Date of Graduation


Document Type


Degree Name

Bachelor of Science in Business Administration

Degree Level





Sparks Cummings, Shaughan


Along with the recent mainstream popularity of true crime entertainment, the genre has been increasingly criticized for ethical violations. Interestingly, the centuries-long history of true crime and the moral debates around it has led to an abundance of literature on the subject with little to no consensus. The mere existence of true crime entertainment can even be considered controversial in some cases. For those who produce and market true crime content, a lack of common guidelines means receiving a wide range of feedback. This dichotomy of both backlash and praise being published about the same works reveals a gap in accepted practices. The gap highlights the need for more research into the moral dilemmas of true crime and a common framework to help guide ethical decision-making in the production of the genre.
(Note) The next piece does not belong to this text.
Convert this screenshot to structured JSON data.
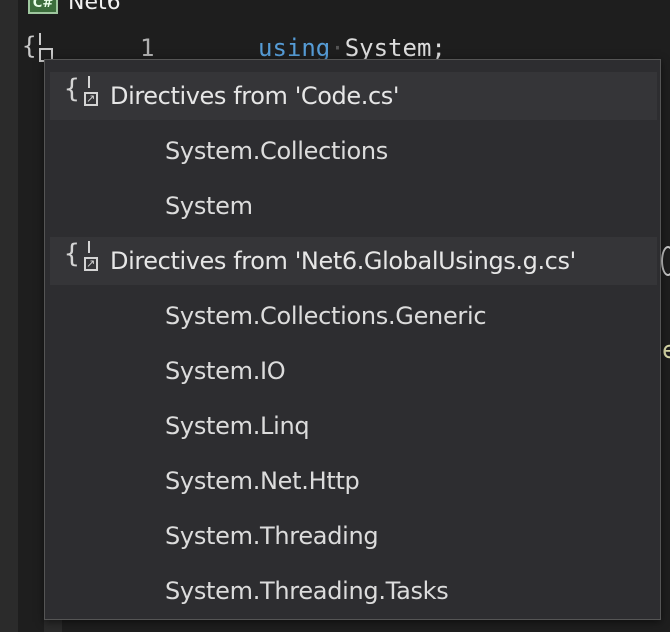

To address the lack of established ethical marketing norms in the space, I will recommend the use of a normative marketing framework after reviewing the literature surrounding the topic.
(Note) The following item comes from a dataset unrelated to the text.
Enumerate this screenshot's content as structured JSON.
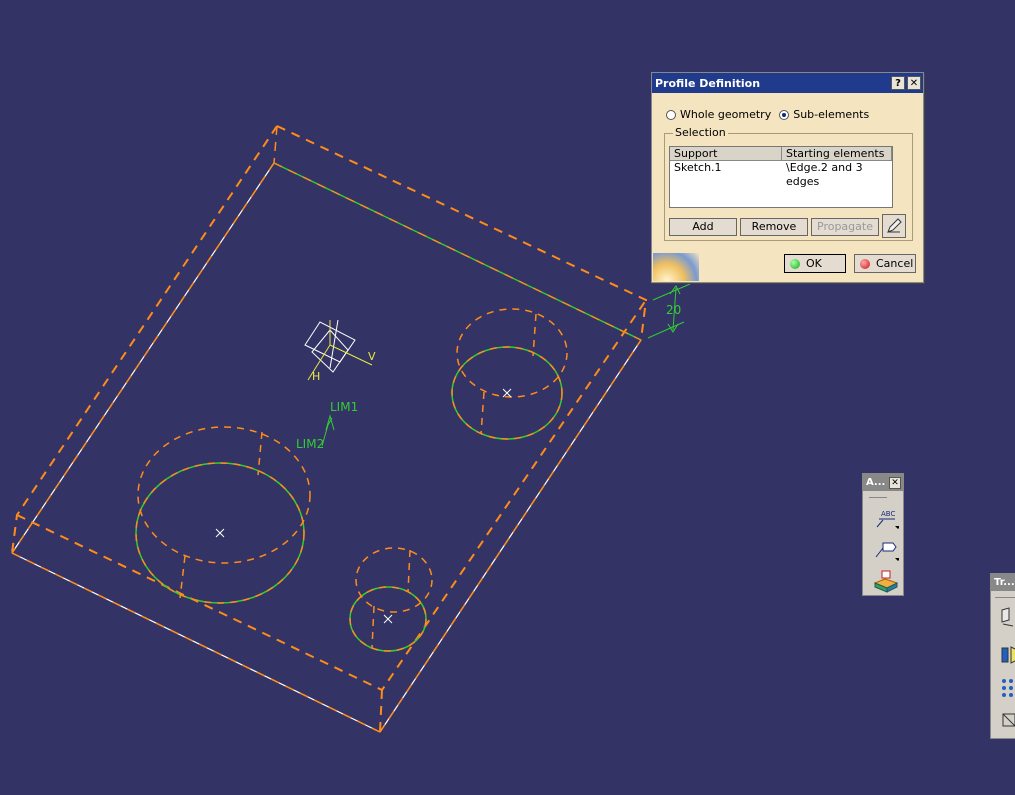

Prior to stating the recommendation, I will first define true crime entertainment in accordance with Punnett’s Toward a Theory of True Crime Narratives for this paper. After narrowing the literature, I will review relevant articles that discuss ethical quandaries and praise qualifying works. The diverse perspectives included in the literature review dissect reporting styles, legal interactions, and exploitation. After discussing the findings from the literature review, I will close the paper with the recommended guidelines. The objective of this paper is to add to the literature on the ethicality of true crime and recommend a framework I believe has the potential to apply widely to the genre’s marketing and production.


Marketing, Ethics, True Crime, Integrative Social Contacts Theory